elements necessary to state such a claim:
(1) the existence of a contractual, or prospective
contractual relation between the complainant and a third
(2) purposeful action on the part of the defendant,
specifically intended to harm the existing relation, or to
prevent a prospective relation from occurring;
(3) the absence of privilege or justification on the part of
the defendant; and
(4) the occasioning of actual legal damage as a result of the
Ira G. Steffy & Son, Inc. v. Citizens Bank of
Pa., 7 A.3d 278, 288-89 (Pa. Super. 2010) (footnote
omitted) (quoting Strickland v. Univ. of
Scranton, 700 A.2d 979, 985 (Pa. Super. 1997)). In their
motion, Defendants do not contest element (2); however, they
do contend that Plaintiff's Complaint does not
demonstrate the existence of a contractual relation, address
the lack of privilege or justification on the part of the
Defendants, or identify any consequent damage. (Motion to
Dismiss, Doc. No. 6, p. 3). The sufficiency of the pleading
of those three elements is considered seriatim.
Existence of Contractual Relations
case is not even in the discovery phase, requiring a
plaintiff to list the specific contracts which it alleges
have been harmed would be an extreme and unnecessary burden.
Aetna, Inc. v. Health Diagnostic Lab. Inc., No.
15-1868, 2015 WL 9460072, at *6 (E.D. Pa. Dec. 28, 2015).
Here, Defendants argue that Plaintiff “fails to
identify a single existing contractual relationship.”
(Motion to Dismiss, Doc. No. 6, p. 3). To the contrary,
Plaintiff's Complaint alleges that: Plaintiff maintains a
list of current and prospective customers, (Compl.
¶¶ 11-12, 34); a number of Plaintiff's
customers have terminated their contracts with Plaintiff in
order to contract with Defendants instead, (Compl. ¶
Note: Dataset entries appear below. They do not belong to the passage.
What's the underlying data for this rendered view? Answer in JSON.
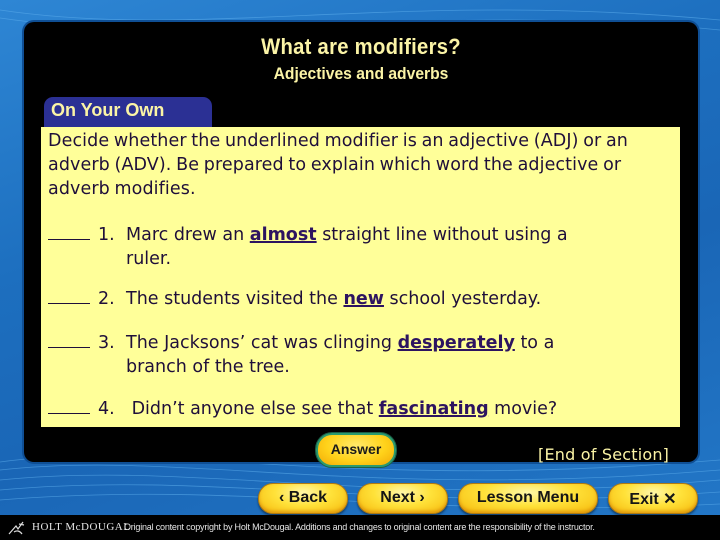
{
  "header": {
    "title": "What are modifiers?",
    "subtitle": "Adjectives and adverbs"
  },
  "tab": {
    "label": "On Your Own"
  },
  "content": {
    "instructions": "Decide whether the underlined modifier is an adjective (ADJ) or an adverb (ADV). Be prepared to explain which word the adjective or adverb modifies.",
    "items": [
      {
        "number": "1.",
        "before": "Marc drew an ",
        "modifier": "almost",
        "after": " straight line without using a",
        "line2": "ruler."
      },
      {
        "number": "2.",
        "before": "The students visited the ",
        "modifier": "new",
        "after": " school yesterday.",
        "line2": ""
      },
      {
        "number": "3.",
        "before": "The Jacksons’ cat was clinging ",
        "modifier": "desperately",
        "after": " to a",
        "line2": "branch of the tree."
      },
      {
        "number": "4.",
        "before": " Didn’t anyone else see that ",
        "modifier": "fascinating",
        "after": " movie?",
        "line2": ""
      }
    ]
  },
  "buttons": {
    "answer": "Answer",
    "back": "‹ Back",
    "next": "Next ›",
    "lesson_menu": "Lesson Menu",
    "exit": "Exit ✕"
  },
  "end_of_section": "[End of Section]",
  "footer": {
    "brand": "HOLT McDOUGAL",
    "copyright": "Original content copyright by Holt McDougal.  Additions and changes to original content are the responsibility of the instructor."
  },
  "colors": {
    "title_yellow": "#fbf4a6",
    "content_bg": "#ffff99",
    "tab_blue": "#2b3094",
    "button_yellow": "#ffd21a",
    "answer_border": "#2a9a6f"
  }
}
39); and Defendants solicited Plaintiff's two largest
customers, (Compl. ¶ 54). These allegations are more
than mere legal conclusions and establish a reasonable
expectation that discovery will reveal evidence of this
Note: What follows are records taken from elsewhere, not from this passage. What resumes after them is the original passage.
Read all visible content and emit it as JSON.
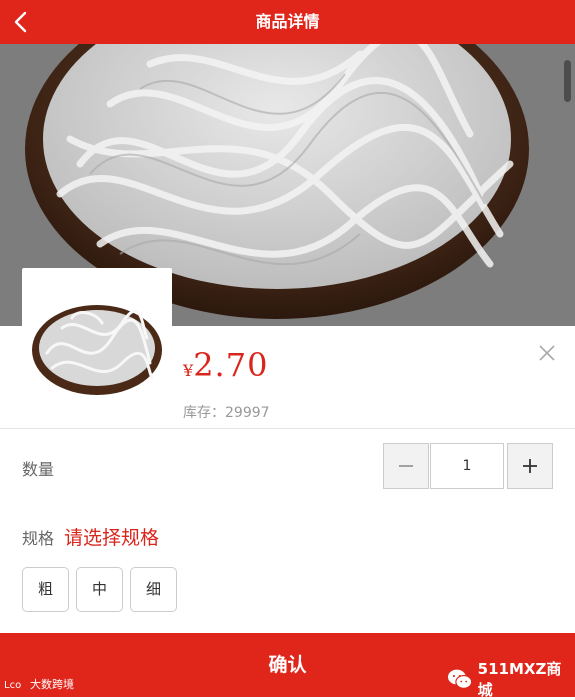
{
  "header": {
    "title": "商品详情",
    "back_icon": "chevron-left-icon"
  },
  "product": {
    "currency_symbol": "¥",
    "price": "2.70",
    "stock_text": "库存：29997"
  },
  "quantity": {
    "label": "数量",
    "value": "1"
  },
  "spec": {
    "label": "规格",
    "prompt": "请选择规格",
    "options": [
      "粗",
      "中",
      "细"
    ]
  },
  "confirm_label": "确认",
  "watermark": {
    "left_text": "大数跨境",
    "right_text": "511MXZ商城"
  },
  "colors": {
    "brand_red": "#e0251b",
    "price_red": "#d9261c"
  }
}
element of the claim.
Absence of Privilege of Justification
Pennsylvania law, a plaintiff must make a prima facie showing
that the defendant's interference was unjustified (i.e.,
improper). Ira G. Steffy & Son, Inc., 7 A.3d at
288 n.13 (citing Triffin v. Janssen, 626 A.2d 571,
574 n.3 (Pa. Super. 1993)). Broadly, “[t]he general
issue is ‘whether, upon a consideration of the relative
significance of the factors involved, the conduct should be
permitted without liability, despite its effect of harm to
another.'” Crivelli v. General Motors
Corp., 215 F.3d 386, 395 (3d Cir. 2000) (quoting
Adler, 393 A.2d at 1184 n.17). To determine
impropriety, a defendant's conduct should be assessed
with regard to the “‘rules of the game' which
society has adopted.” Adler, 393 A.2d at 1184
(quoting Glenn v. Point Park Coll., 272 A.2d 895,
899 (Pa. 1971)). More specifically, courts consider:
(a) the nature of the actor's conduct,
(b) the actor's motive,
(c) the interests of the other with which the actor's
(d) the interests sought to be advanced by the actor,
(e) the social interests in protecting the freedom of action
of the actor and the contractual interests of the other,
(f) the proximity or remoteness of the actor's conduct to